[WHAT THE TASK ASKS]: Find the line that contains "Convert this screenshot"; then retype it and each line after it, exactly, through the final line of the data below.

Stored items:
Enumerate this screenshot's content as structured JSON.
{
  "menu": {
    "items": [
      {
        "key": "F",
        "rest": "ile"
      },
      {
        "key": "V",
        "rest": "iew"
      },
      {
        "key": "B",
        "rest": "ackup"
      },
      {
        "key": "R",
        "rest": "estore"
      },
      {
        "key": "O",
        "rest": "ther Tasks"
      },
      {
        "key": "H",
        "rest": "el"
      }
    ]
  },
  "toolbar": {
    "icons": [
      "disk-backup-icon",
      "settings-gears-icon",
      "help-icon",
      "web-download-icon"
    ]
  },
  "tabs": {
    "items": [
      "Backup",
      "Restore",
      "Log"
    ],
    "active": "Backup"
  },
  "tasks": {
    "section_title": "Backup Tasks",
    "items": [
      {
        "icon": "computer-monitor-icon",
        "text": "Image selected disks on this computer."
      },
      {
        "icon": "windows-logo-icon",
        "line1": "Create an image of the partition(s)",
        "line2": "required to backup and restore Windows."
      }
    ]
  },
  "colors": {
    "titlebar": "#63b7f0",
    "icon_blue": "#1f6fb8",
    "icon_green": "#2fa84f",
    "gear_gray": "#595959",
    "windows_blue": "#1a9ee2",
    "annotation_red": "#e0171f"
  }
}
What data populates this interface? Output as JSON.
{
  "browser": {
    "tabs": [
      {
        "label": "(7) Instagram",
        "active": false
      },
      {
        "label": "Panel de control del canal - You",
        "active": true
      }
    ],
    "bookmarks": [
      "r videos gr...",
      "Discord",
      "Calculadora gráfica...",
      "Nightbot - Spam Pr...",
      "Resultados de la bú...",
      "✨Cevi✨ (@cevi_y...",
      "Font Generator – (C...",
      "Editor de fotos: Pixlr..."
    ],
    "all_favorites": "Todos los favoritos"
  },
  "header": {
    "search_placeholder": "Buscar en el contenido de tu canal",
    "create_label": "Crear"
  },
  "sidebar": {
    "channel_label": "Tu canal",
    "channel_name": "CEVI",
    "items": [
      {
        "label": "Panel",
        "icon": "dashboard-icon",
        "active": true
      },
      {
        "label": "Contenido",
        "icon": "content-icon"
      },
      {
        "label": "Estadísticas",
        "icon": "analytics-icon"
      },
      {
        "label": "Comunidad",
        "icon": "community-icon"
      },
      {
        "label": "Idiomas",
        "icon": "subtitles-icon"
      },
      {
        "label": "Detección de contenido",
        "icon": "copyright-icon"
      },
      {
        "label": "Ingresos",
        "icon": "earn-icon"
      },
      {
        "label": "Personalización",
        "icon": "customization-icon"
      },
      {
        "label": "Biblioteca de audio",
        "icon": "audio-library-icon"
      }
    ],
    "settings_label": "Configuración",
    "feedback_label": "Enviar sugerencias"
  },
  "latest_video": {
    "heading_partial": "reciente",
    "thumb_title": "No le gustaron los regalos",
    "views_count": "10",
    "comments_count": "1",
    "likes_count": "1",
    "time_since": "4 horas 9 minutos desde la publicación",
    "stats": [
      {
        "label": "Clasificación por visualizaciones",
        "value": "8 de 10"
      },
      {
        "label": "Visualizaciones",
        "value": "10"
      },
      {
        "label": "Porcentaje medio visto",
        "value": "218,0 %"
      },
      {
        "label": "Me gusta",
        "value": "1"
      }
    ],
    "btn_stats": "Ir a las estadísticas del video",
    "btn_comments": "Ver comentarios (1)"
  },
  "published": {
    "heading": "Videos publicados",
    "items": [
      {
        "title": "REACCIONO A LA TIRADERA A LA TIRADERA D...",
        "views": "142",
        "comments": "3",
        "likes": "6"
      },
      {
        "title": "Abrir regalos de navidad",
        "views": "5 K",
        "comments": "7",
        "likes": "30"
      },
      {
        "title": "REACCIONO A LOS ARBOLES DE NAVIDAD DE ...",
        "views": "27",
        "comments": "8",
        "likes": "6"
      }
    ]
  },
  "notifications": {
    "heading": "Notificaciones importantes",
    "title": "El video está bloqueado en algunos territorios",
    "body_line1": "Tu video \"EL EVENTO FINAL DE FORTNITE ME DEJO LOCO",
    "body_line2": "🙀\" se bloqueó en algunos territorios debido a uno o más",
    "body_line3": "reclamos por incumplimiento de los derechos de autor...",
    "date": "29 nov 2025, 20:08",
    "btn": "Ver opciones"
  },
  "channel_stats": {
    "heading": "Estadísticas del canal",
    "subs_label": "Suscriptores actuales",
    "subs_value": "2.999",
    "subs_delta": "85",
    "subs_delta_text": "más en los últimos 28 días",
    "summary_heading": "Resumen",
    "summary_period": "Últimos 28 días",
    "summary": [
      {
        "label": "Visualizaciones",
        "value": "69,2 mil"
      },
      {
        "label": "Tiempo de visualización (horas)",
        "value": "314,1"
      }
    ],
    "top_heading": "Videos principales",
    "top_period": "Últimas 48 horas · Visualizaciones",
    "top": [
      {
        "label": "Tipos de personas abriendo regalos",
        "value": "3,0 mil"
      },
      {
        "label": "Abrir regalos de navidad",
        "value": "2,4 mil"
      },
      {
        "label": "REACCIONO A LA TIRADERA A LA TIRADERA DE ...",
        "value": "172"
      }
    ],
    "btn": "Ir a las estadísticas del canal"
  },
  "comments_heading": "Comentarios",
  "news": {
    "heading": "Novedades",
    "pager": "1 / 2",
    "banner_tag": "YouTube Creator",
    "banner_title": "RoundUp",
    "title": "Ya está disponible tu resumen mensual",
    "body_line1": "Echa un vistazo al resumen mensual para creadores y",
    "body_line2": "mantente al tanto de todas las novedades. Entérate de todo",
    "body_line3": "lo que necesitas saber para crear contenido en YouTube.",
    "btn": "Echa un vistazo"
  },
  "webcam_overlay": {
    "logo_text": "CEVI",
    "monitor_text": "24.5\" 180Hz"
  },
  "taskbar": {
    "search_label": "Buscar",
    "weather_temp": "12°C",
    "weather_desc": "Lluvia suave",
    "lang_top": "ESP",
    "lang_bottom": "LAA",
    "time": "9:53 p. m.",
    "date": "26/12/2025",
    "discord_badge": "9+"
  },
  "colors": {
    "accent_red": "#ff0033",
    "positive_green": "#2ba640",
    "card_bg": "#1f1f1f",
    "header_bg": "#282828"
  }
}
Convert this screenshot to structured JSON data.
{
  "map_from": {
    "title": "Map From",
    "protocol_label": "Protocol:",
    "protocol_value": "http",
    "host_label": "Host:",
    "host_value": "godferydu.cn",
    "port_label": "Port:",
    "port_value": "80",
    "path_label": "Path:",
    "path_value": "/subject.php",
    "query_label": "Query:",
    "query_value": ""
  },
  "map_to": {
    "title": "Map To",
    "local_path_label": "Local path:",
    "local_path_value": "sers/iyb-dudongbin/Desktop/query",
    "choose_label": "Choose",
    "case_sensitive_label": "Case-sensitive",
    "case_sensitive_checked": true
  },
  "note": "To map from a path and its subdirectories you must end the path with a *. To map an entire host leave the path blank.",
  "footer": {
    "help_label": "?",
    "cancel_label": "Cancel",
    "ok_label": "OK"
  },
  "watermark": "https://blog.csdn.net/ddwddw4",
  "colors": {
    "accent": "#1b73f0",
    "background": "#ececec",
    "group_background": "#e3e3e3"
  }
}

[RESULT OF THIS EXERCISE]:
Convert this screenshot to structured JSON data.
{
  "map_from": {
    "title": "Map From",
    "protocol_label": "Protocol:",
    "protocol_value": "http",
    "host_label": "Host:",
    "host_value": "godferydu.cn",
    "port_label": "Port:",
    "port_value": "80",
    "path_label": "Path:",
    "path_value": "/subject.php",
    "query_label": "Query:",
    "query_value": ""
  },
  "map_to": {
    "title": "Map To",
    "local_path_label": "Local path:",
    "local_path_value": "sers/iyb-dudongbin/Desktop/query",
    "choose_label": "Choose",
    "case_sensitive_label": "Case-sensitive",
    "case_sensitive_checked": true
  },
  "note": "To map from a path and its subdirectories you must end the path with a *. To map an entire host leave the path blank.",
  "footer": {
    "help_label": "?",
    "cancel_label": "Cancel",
    "ok_label": "OK"
  },
  "watermark": "https://blog.csdn.net/ddwddw4",
  "colors": {
    "accent": "#1b73f0",
    "background": "#ececec",
    "group_background": "#e3e3e3"
  }
}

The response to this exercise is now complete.